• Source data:
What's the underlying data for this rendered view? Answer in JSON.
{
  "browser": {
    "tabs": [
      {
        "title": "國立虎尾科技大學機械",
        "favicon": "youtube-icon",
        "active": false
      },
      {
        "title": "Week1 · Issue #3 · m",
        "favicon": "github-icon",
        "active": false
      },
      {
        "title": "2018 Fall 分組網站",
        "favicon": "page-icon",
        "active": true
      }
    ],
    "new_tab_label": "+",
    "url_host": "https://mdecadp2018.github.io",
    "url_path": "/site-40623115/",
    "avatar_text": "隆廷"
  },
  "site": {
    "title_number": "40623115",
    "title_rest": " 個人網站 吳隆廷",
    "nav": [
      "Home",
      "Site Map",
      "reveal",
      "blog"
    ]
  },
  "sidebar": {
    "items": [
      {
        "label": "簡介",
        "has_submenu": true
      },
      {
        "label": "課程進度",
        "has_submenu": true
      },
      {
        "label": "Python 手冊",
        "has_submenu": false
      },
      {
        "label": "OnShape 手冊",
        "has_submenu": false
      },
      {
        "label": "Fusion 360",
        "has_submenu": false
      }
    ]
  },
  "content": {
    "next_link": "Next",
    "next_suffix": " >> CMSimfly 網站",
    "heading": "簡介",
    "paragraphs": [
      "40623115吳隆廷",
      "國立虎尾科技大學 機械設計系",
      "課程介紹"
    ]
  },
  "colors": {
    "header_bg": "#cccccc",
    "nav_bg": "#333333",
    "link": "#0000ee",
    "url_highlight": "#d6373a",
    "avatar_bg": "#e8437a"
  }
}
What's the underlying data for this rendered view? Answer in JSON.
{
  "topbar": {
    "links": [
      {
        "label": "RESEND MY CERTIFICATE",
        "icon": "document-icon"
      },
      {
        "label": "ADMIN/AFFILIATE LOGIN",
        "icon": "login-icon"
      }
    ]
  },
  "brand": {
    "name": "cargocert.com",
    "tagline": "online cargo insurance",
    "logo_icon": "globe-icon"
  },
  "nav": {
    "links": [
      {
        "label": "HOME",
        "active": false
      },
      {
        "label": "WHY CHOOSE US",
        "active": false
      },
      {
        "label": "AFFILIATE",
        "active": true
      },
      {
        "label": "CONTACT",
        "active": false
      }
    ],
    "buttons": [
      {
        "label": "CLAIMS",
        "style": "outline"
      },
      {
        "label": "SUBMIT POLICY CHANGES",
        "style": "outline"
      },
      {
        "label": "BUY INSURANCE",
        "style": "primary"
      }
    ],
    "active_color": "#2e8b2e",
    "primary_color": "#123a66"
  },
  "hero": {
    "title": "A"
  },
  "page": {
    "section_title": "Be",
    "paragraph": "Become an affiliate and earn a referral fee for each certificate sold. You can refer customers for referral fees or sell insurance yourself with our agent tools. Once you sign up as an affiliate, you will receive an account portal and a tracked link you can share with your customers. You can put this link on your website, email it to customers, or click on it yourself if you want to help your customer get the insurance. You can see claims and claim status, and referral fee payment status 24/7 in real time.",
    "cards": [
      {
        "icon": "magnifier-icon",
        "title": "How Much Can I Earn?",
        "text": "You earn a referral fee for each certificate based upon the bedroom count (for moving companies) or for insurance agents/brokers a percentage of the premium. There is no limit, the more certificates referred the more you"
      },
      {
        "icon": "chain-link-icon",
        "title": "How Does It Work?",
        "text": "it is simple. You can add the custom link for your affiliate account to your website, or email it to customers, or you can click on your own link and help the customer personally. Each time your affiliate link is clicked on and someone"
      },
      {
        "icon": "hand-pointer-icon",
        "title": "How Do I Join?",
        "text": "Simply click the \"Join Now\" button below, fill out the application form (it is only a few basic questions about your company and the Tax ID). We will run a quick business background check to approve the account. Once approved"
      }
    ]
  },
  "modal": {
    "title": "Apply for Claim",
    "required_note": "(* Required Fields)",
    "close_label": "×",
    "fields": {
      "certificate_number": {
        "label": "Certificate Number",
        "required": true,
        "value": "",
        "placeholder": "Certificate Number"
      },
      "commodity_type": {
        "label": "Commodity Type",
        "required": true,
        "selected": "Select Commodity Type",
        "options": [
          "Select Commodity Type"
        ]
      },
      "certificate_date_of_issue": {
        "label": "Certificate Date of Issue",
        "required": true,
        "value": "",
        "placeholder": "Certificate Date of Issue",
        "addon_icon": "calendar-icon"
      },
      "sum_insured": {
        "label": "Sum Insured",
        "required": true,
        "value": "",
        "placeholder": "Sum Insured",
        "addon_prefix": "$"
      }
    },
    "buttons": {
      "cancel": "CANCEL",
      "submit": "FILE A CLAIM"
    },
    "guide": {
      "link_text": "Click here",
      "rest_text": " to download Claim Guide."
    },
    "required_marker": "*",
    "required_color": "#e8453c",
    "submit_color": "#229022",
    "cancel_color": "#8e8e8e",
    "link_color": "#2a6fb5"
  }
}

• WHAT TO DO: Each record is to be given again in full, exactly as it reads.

• YOUR SOLUTION:
What's the underlying data for this rendered view? Answer in JSON.
{
  "browser": {
    "tabs": [
      {
        "title": "國立虎尾科技大學機械",
        "favicon": "youtube-icon",
        "active": false
      },
      {
        "title": "Week1 · Issue #3 · m",
        "favicon": "github-icon",
        "active": false
      },
      {
        "title": "2018 Fall 分組網站",
        "favicon": "page-icon",
        "active": true
      }
    ],
    "new_tab_label": "+",
    "url_host": "https://mdecadp2018.github.io",
    "url_path": "/site-40623115/",
    "avatar_text": "隆廷"
  },
  "site": {
    "title_number": "40623115",
    "title_rest": " 個人網站 吳隆廷",
    "nav": [
      "Home",
      "Site Map",
      "reveal",
      "blog"
    ]
  },
  "sidebar": {
    "items": [
      {
        "label": "簡介",
        "has_submenu": true
      },
      {
        "label": "課程進度",
        "has_submenu": true
      },
      {
        "label": "Python 手冊",
        "has_submenu": false
      },
      {
        "label": "OnShape 手冊",
        "has_submenu": false
      },
      {
        "label": "Fusion 360",
        "has_submenu": false
      }
    ]
  },
  "content": {
    "next_link": "Next",
    "next_suffix": " >> CMSimfly 網站",
    "heading": "簡介",
    "paragraphs": [
      "40623115吳隆廷",
      "國立虎尾科技大學 機械設計系",
      "課程介紹"
    ]
  },
  "colors": {
    "header_bg": "#cccccc",
    "nav_bg": "#333333",
    "link": "#0000ee",
    "url_highlight": "#d6373a",
    "avatar_bg": "#e8437a"
  }
}
What's the underlying data for this rendered view? Answer in JSON.
{
  "topbar": {
    "links": [
      {
        "label": "RESEND MY CERTIFICATE",
        "icon": "document-icon"
      },
      {
        "label": "ADMIN/AFFILIATE LOGIN",
        "icon": "login-icon"
      }
    ]
  },
  "brand": {
    "name": "cargocert.com",
    "tagline": "online cargo insurance",
    "logo_icon": "globe-icon"
  },
  "nav": {
    "links": [
      {
        "label": "HOME",
        "active": false
      },
      {
        "label": "WHY CHOOSE US",
        "active": false
      },
      {
        "label": "AFFILIATE",
        "active": true
      },
      {
        "label": "CONTACT",
        "active": false
      }
    ],
    "buttons": [
      {
        "label": "CLAIMS",
        "style": "outline"
      },
      {
        "label": "SUBMIT POLICY CHANGES",
        "style": "outline"
      },
      {
        "label": "BUY INSURANCE",
        "style": "primary"
      }
    ],
    "active_color": "#2e8b2e",
    "primary_color": "#123a66"
  },
  "hero": {
    "title": "A"
  },
  "page": {
    "section_title": "Be",
    "paragraph": "Become an affiliate and earn a referral fee for each certificate sold. You can refer customers for referral fees or sell insurance yourself with our agent tools. Once you sign up as an affiliate, you will receive an account portal and a tracked link you can share with your customers. You can put this link on your website, email it to customers, or click on it yourself if you want to help your customer get the insurance. You can see claims and claim status, and referral fee payment status 24/7 in real time.",
    "cards": [
      {
        "icon": "magnifier-icon",
        "title": "How Much Can I Earn?",
        "text": "You earn a referral fee for each certificate based upon the bedroom count (for moving companies) or for insurance agents/brokers a percentage of the premium. There is no limit, the more certificates referred the more you"
      },
      {
        "icon": "chain-link-icon",
        "title": "How Does It Work?",
        "text": "it is simple. You can add the custom link for your affiliate account to your website, or email it to customers, or you can click on your own link and help the customer personally. Each time your affiliate link is clicked on and someone"
      },
      {
        "icon": "hand-pointer-icon",
        "title": "How Do I Join?",
        "text": "Simply click the \"Join Now\" button below, fill out the application form (it is only a few basic questions about your company and the Tax ID). We will run a quick business background check to approve the account. Once approved"
      }
    ]
  },
  "modal": {
    "title": "Apply for Claim",
    "required_note": "(* Required Fields)",
    "close_label": "×",
    "fields": {
      "certificate_number": {
        "label": "Certificate Number",
        "required": true,
        "value": "",
        "placeholder": "Certificate Number"
      },
      "commodity_type": {
        "label": "Commodity Type",
        "required": true,
        "selected": "Select Commodity Type",
        "options": [
          "Select Commodity Type"
        ]
      },
      "certificate_date_of_issue": {
        "label": "Certificate Date of Issue",
        "required": true,
        "value": "",
        "placeholder": "Certificate Date of Issue",
        "addon_icon": "calendar-icon"
      },
      "sum_insured": {
        "label": "Sum Insured",
        "required": true,
        "value": "",
        "placeholder": "Sum Insured",
        "addon_prefix": "$"
      }
    },
    "buttons": {
      "cancel": "CANCEL",
      "submit": "FILE A CLAIM"
    },
    "guide": {
      "link_text": "Click here",
      "rest_text": " to download Claim Guide."
    },
    "required_marker": "*",
    "required_color": "#e8453c",
    "submit_color": "#229022",
    "cancel_color": "#8e8e8e",
    "link_color": "#2a6fb5"
  }
}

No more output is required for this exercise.